# [Work instruction]
Set down the entries once more, exactly as given.

# [Excerpts from an interface dataset]
*** Begin section ***
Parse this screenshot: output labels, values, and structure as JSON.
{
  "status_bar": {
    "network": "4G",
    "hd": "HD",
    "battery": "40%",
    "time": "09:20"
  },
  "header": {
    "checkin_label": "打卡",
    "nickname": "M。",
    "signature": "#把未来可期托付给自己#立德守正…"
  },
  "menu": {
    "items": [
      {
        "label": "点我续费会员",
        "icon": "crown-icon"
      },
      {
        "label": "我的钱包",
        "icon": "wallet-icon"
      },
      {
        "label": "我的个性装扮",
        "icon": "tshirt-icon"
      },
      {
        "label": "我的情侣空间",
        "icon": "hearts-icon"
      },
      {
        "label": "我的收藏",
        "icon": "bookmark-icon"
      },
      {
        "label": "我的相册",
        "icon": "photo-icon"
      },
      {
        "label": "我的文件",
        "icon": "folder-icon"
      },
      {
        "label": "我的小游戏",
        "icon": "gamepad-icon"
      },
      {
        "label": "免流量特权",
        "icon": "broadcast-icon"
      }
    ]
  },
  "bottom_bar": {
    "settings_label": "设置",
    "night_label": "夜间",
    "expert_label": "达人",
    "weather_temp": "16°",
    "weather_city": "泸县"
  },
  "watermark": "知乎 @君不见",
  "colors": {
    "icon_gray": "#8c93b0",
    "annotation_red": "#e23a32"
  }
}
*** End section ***
# [Reply to the exercise]
Parse this screenshot: output labels, values, and structure as JSON.
{
  "status_bar": {
    "network": "4G",
    "hd": "HD",
    "battery": "40%",
    "time": "09:20"
  },
  "header": {
    "checkin_label": "打卡",
    "nickname": "M。",
    "signature": "#把未来可期托付给自己#立德守正…"
  },
  "menu": {
    "items": [
      {
        "label": "点我续费会员",
        "icon": "crown-icon"
      },
      {
        "label": "我的钱包",
        "icon": "wallet-icon"
      },
      {
        "label": "我的个性装扮",
        "icon": "tshirt-icon"
      },
      {
        "label": "我的情侣空间",
        "icon": "hearts-icon"
      },
      {
        "label": "我的收藏",
        "icon": "bookmark-icon"
      },
      {
        "label": "我的相册",
        "icon": "photo-icon"
      },
      {
        "label": "我的文件",
        "icon": "folder-icon"
      },
      {
        "label": "我的小游戏",
        "icon": "gamepad-icon"
      },
      {
        "label": "免流量特权",
        "icon": "broadcast-icon"
      }
    ]
  },
  "bottom_bar": {
    "settings_label": "设置",
    "night_label": "夜间",
    "expert_label": "达人",
    "weather_temp": "16°",
    "weather_city": "泸县"
  },
  "watermark": "知乎 @君不见",
  "colors": {
    "icon_gray": "#8c93b0",
    "annotation_red": "#e23a32"
  }
}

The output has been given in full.